• [Task directions]:
Restate the entries below without a single change.

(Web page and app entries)
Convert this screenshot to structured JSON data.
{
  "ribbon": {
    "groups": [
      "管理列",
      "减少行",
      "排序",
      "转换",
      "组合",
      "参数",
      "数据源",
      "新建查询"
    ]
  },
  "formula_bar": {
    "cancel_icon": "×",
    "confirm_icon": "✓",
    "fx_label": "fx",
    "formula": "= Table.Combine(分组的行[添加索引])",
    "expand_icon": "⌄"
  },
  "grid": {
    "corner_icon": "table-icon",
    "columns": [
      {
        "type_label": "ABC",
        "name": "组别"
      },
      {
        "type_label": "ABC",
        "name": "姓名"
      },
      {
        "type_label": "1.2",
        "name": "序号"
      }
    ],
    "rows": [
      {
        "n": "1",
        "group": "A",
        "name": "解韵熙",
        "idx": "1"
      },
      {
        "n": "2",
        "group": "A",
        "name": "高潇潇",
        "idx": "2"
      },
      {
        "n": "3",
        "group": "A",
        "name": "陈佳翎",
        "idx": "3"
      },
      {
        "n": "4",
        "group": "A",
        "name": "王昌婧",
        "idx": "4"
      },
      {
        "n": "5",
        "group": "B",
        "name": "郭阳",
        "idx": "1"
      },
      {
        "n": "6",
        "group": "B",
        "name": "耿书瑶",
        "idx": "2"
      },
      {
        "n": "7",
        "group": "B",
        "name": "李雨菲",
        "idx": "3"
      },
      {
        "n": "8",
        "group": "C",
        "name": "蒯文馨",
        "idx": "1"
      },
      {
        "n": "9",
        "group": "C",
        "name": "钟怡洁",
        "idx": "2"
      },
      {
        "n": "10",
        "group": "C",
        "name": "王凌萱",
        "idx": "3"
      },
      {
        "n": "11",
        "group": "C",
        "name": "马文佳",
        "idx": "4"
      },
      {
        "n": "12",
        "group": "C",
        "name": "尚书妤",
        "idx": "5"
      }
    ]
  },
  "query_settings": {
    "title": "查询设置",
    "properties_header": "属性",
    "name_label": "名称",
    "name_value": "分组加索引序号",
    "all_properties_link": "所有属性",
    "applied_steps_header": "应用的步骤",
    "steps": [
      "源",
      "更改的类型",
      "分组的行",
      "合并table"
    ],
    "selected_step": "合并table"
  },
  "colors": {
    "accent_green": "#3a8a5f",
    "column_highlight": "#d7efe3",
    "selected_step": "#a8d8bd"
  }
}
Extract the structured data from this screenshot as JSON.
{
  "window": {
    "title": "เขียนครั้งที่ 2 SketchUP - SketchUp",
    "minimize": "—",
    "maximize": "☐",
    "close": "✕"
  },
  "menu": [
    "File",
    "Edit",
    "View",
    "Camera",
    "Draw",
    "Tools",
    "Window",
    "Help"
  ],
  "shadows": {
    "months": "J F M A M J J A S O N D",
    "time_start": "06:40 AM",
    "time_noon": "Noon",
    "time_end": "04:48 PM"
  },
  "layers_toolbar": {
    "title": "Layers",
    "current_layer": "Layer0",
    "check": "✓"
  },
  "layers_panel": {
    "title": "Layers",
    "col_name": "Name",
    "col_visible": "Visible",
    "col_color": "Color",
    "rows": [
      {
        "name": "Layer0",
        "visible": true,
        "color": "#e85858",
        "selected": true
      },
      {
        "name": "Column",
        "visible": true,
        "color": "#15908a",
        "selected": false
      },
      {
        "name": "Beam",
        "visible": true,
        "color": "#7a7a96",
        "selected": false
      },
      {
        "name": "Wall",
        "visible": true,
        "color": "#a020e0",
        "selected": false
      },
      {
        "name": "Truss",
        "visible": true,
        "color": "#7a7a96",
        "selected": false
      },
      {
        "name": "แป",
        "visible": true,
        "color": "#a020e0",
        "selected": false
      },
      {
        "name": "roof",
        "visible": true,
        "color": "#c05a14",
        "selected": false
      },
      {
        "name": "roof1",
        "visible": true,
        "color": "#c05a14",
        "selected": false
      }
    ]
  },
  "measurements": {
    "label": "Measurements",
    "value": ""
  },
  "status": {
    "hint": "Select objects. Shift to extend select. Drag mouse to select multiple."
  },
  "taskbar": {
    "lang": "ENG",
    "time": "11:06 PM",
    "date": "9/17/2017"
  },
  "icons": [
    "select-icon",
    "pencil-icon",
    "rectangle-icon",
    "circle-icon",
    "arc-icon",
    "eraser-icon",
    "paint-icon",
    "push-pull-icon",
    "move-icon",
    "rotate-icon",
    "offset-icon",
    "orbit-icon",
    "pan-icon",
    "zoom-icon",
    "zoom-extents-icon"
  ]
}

• [Exercise response]:
Convert this screenshot to structured JSON data.
{
  "ribbon": {
    "groups": [
      "管理列",
      "减少行",
      "排序",
      "转换",
      "组合",
      "参数",
      "数据源",
      "新建查询"
    ]
  },
  "formula_bar": {
    "cancel_icon": "×",
    "confirm_icon": "✓",
    "fx_label": "fx",
    "formula": "= Table.Combine(分组的行[添加索引])",
    "expand_icon": "⌄"
  },
  "grid": {
    "corner_icon": "table-icon",
    "columns": [
      {
        "type_label": "ABC",
        "name": "组别"
      },
      {
        "type_label": "ABC",
        "name": "姓名"
      },
      {
        "type_label": "1.2",
        "name": "序号"
      }
    ],
    "rows": [
      {
        "n": "1",
        "group": "A",
        "name": "解韵熙",
        "idx": "1"
      },
      {
        "n": "2",
        "group": "A",
        "name": "高潇潇",
        "idx": "2"
      },
      {
        "n": "3",
        "group": "A",
        "name": "陈佳翎",
        "idx": "3"
      },
      {
        "n": "4",
        "group": "A",
        "name": "王昌婧",
        "idx": "4"
      },
      {
        "n": "5",
        "group": "B",
        "name": "郭阳",
        "idx": "1"
      },
      {
        "n": "6",
        "group": "B",
        "name": "耿书瑶",
        "idx": "2"
      },
      {
        "n": "7",
        "group": "B",
        "name": "李雨菲",
        "idx": "3"
      },
      {
        "n": "8",
        "group": "C",
        "name": "蒯文馨",
        "idx": "1"
      },
      {
        "n": "9",
        "group": "C",
        "name": "钟怡洁",
        "idx": "2"
      },
      {
        "n": "10",
        "group": "C",
        "name": "王凌萱",
        "idx": "3"
      },
      {
        "n": "11",
        "group": "C",
        "name": "马文佳",
        "idx": "4"
      },
      {
        "n": "12",
        "group": "C",
        "name": "尚书妤",
        "idx": "5"
      }
    ]
  },
  "query_settings": {
    "title": "查询设置",
    "properties_header": "属性",
    "name_label": "名称",
    "name_value": "分组加索引序号",
    "all_properties_link": "所有属性",
    "applied_steps_header": "应用的步骤",
    "steps": [
      "源",
      "更改的类型",
      "分组的行",
      "合并table"
    ],
    "selected_step": "合并table"
  },
  "colors": {
    "accent_green": "#3a8a5f",
    "column_highlight": "#d7efe3",
    "selected_step": "#a8d8bd"
  }
}
Extract the structured data from this screenshot as JSON.
{
  "window": {
    "title": "เขียนครั้งที่ 2 SketchUP - SketchUp",
    "minimize": "—",
    "maximize": "☐",
    "close": "✕"
  },
  "menu": [
    "File",
    "Edit",
    "View",
    "Camera",
    "Draw",
    "Tools",
    "Window",
    "Help"
  ],
  "shadows": {
    "months": "J F M A M J J A S O N D",
    "time_start": "06:40 AM",
    "time_noon": "Noon",
    "time_end": "04:48 PM"
  },
  "layers_toolbar": {
    "title": "Layers",
    "current_layer": "Layer0",
    "check": "✓"
  },
  "layers_panel": {
    "title": "Layers",
    "col_name": "Name",
    "col_visible": "Visible",
    "col_color": "Color",
    "rows": [
      {
        "name": "Layer0",
        "visible": true,
        "color": "#e85858",
        "selected": true
      },
      {
        "name": "Column",
        "visible": true,
        "color": "#15908a",
        "selected": false
      },
      {
        "name": "Beam",
        "visible": true,
        "color": "#7a7a96",
        "selected": false
      },
      {
        "name": "Wall",
        "visible": true,
        "color": "#a020e0",
        "selected": false
      },
      {
        "name": "Truss",
        "visible": true,
        "color": "#7a7a96",
        "selected": false
      },
      {
        "name": "แป",
        "visible": true,
        "color": "#a020e0",
        "selected": false
      },
      {
        "name": "roof",
        "visible": true,
        "color": "#c05a14",
        "selected": false
      },
      {
        "name": "roof1",
        "visible": true,
        "color": "#c05a14",
        "selected": false
      }
    ]
  },
  "measurements": {
    "label": "Measurements",
    "value": ""
  },
  "status": {
    "hint": "Select objects. Shift to extend select. Drag mouse to select multiple."
  },
  "taskbar": {
    "lang": "ENG",
    "time": "11:06 PM",
    "date": "9/17/2017"
  },
  "icons": [
    "select-icon",
    "pencil-icon",
    "rectangle-icon",
    "circle-icon",
    "arc-icon",
    "eraser-icon",
    "paint-icon",
    "push-pull-icon",
    "move-icon",
    "rotate-icon",
    "offset-icon",
    "orbit-icon",
    "pan-icon",
    "zoom-icon",
    "zoom-extents-icon"
  ]
}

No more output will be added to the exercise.